Health Insurers Push Back Against Freeze of Federal Payments
Health insurers in Oregon and nationally are pushing back against a Trump administration decision affecting a key piece of the Affordable Care Act. If not challenged, they say, the decision could result in higher premiums and widespread instability to the country’s insurance markets.
The alarm comes in reaction to an announcement last weekend from the U.S. Centers for Medicare and Medicaid Services. Seema Verma, the agency’s administrator, suspended the $10 billion risk adjustment program, which helps guarantee that sicker, high-cost enrollees can obtain health insurance.
The decision puts Oregonians at risk by injecting instability into the health insurance market, said Andrew Stolfi, Oregon’s insurance commissioner. He added that the administration’s decision, issued in a breezy news release on Saturday, caught him by surprise.
“We are pursuing all avenues to prevent additional unwarranted increases to 2019 rates,” Stolfi said.
Supporters of the frozen program point out that it is revenue-neutral, meaning it does not involve any taxpayer dollars.
The program, written as a fundamental part of the 2010-passed ACA, is intended to transfer funds from health insurers with low-risk enrollees to insurers who provide health coverage to relatively high-risk enrollees.

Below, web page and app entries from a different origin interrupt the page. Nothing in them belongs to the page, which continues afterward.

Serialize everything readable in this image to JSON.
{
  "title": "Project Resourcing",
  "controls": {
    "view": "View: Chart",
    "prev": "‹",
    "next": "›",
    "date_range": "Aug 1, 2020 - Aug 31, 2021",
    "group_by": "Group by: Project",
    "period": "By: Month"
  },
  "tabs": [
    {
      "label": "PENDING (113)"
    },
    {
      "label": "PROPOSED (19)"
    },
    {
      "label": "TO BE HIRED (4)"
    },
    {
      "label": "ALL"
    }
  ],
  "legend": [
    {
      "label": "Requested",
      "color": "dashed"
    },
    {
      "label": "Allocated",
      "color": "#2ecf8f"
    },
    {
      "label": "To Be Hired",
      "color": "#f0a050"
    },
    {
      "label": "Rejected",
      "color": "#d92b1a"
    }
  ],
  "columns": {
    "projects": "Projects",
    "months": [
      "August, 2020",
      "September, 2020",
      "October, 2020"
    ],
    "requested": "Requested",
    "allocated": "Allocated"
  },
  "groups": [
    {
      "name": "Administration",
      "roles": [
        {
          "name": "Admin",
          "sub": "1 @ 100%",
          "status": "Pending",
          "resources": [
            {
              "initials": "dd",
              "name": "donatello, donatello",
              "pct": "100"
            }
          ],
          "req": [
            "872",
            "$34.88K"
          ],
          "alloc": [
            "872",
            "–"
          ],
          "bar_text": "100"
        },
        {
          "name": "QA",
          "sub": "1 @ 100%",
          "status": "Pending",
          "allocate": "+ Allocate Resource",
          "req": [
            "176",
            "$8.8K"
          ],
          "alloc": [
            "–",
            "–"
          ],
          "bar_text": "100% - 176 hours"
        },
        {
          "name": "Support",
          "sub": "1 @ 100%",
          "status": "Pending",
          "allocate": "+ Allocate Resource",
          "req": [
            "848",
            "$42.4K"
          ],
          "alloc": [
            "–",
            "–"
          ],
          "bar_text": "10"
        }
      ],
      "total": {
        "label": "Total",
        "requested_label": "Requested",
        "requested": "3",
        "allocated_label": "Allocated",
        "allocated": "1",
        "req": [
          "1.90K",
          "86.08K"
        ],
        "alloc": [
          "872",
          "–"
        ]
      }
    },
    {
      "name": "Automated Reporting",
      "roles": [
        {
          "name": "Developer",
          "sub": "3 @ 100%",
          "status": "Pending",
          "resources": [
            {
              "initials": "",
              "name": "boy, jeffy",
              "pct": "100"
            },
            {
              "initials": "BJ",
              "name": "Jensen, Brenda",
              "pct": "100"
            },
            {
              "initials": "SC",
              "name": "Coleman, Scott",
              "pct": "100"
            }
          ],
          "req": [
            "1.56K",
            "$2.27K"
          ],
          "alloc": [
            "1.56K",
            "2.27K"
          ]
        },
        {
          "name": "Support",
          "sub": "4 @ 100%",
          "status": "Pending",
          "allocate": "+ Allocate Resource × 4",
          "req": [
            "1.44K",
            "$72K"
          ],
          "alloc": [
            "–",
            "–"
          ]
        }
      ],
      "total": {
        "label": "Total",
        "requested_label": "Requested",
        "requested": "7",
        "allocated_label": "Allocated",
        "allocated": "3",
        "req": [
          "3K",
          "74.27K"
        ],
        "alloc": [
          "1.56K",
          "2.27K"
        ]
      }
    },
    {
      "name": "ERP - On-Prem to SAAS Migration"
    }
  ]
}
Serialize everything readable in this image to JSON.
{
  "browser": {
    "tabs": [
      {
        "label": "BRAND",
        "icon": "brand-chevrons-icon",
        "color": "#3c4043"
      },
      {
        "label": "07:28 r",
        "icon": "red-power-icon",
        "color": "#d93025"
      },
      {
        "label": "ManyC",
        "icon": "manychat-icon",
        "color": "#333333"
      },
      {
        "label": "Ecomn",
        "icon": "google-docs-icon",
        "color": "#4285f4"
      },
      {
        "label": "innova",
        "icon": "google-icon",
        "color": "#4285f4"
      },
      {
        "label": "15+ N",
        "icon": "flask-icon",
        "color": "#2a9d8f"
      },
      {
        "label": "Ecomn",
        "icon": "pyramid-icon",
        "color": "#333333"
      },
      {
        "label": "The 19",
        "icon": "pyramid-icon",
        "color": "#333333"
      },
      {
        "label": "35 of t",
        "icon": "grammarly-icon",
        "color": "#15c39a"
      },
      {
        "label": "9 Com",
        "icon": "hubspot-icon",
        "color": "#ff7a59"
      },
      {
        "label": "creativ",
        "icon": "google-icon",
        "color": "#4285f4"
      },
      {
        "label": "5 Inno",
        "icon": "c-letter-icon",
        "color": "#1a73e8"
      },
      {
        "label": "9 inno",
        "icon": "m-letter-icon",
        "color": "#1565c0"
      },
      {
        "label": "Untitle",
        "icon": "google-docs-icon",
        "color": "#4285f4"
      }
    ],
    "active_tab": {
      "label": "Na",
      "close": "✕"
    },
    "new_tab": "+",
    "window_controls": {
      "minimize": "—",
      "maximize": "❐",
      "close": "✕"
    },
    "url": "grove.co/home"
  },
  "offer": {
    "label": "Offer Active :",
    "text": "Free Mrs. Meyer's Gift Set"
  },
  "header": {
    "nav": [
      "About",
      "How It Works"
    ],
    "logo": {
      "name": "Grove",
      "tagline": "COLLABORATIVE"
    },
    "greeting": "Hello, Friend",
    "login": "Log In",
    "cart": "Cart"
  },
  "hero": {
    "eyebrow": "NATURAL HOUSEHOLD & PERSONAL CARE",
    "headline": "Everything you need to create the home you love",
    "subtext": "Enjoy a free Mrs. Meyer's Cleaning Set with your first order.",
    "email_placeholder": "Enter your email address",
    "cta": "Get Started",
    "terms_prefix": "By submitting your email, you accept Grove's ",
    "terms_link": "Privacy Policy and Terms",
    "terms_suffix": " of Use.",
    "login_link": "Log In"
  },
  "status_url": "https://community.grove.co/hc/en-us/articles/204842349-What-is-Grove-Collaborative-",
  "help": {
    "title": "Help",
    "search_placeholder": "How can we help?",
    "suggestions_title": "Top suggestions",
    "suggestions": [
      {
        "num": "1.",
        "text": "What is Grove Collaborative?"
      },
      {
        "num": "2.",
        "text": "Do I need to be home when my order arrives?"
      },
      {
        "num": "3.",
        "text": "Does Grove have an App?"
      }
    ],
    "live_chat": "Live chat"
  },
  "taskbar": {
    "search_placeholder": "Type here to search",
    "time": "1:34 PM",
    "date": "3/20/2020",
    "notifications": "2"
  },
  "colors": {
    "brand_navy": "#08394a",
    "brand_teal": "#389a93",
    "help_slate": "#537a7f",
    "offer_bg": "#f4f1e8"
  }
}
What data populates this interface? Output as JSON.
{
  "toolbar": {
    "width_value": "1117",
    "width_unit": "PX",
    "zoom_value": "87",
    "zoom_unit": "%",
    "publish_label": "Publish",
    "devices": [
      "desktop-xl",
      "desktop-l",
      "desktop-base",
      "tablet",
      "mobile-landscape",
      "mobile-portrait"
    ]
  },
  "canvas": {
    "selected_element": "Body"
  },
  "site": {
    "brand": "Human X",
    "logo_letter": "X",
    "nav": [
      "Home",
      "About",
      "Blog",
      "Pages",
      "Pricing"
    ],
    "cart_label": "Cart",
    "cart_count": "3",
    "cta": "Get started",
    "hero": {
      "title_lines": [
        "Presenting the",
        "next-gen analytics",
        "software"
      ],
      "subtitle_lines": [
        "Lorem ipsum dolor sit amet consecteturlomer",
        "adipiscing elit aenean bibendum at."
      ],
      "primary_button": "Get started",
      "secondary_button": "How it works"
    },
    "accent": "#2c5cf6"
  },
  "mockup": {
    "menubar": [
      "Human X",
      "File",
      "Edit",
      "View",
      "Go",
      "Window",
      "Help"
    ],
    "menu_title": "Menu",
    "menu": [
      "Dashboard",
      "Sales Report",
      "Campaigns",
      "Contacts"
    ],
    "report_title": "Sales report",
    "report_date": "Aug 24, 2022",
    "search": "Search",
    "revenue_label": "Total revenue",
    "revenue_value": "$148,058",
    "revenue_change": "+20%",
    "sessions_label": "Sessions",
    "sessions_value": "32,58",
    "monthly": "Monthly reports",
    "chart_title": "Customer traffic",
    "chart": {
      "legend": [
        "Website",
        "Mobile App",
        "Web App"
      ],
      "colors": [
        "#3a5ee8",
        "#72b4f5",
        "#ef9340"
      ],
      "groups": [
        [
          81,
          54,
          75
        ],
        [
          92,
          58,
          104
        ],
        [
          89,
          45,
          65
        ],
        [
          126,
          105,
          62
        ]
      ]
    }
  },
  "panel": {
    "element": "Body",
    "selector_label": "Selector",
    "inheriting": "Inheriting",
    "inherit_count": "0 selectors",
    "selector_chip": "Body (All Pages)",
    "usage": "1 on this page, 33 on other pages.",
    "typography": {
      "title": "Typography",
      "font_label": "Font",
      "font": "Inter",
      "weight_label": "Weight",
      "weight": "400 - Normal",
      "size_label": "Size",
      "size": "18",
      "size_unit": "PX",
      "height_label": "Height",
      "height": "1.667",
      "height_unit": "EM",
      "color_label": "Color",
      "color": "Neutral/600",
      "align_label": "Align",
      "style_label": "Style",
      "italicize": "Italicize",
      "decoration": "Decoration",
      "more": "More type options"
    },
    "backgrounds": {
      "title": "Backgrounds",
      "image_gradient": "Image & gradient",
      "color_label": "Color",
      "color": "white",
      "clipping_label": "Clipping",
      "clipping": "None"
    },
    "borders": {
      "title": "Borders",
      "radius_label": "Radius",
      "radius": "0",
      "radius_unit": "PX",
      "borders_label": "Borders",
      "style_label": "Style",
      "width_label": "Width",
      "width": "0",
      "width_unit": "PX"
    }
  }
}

Companies providing health insurance in Oregon, as well as those providing insurance in all other states, rely on a government-devised risk adjustment formula. That formula determines whether their enrollees require them either to pay money into, or collect money from, the risk adjustment fund.
Most insurers supported adding risk adjustment to the ACA and continue to say it adds the certainty needed to keep markets stable.
The decision to freeze those payments comes at a particularly critical time for Oregon residents, since the state is now in the late stages of setting health insurance rates for 2019.
“There is no doubt that this has introduced an element of market instability,” said Ken Provencher, president and chief executive of PacificSource Health Plans in Bend. “But in the long run, this is an important program. It’s important to market stability.”
In PacificSource’s case, the payment freeze would prove beneficial, at least in the short term. That’s because the company was scheduled to have to pay $9 million this year to health plans with high-risk members.
In both of the two prior years, by contrast, PacificSource ended up receiving money.
“It’s all dependent on the population you end up covering,” said Provencher, whose company provides medical and dental benefits to more than 3,900 Northwest employers.
Provencher declined to comment when asked whether the administration’s decision to freeze risk-adjustments amounted to yet one more attempt to undermine the Affordable Care Act.
“I’m not sure I can speak to anyone’s motivations,” he said. “But my hope is that, in the long run, we would go ahead with what’s in place and enhance it where it needs to be improved.”
Others noted that risk adjustment is required under the ACA, which remains the signature legislative accomplishment of former President Barack Obama. The Republican-led Congress failed last year to repeal the act, leaving the Trump administration to use executive powers to diminish or abolish it altogether.
The administration, in freezing risk-adjustment payments and collections, cited a decision by a federal court judge in New Mexico, who ruled that the formula involved was “arbitrary and capricious.”
Others, including Stolfi, pointed out that a Massachusetts court, in a separate ruling, found the federal risk-adjustment formula to be proper.
Still, the turmoil caused by the payment freeze is taking a toll on efforts to cover as many people as possible, according to other health insurance providers.
“We are concerned that CMS’ announcement this weekend delaying risk adjustment payments could create greater uncertainty and further increase premiums for millions of Americans,” said David Certner, legislative council for the American Association of Retired People. He urged Congress and the Trump administration to “work together on a bipartisan basis to strengthen the ACA.”
Bill Wehrle, Kaiser Permanente’s vice president of health insurance exchanges, said risk adjustment enables the country to move away from a market where plans compete to avoid covering sicker people, including those with preexisting health conditions.
While the ACA’s risk adjustment program hasn’t been perfect, he said, “it has essentially been working as intended, and has helped promote market stability over the past five years.”
Reach Dana Tims at [email protected].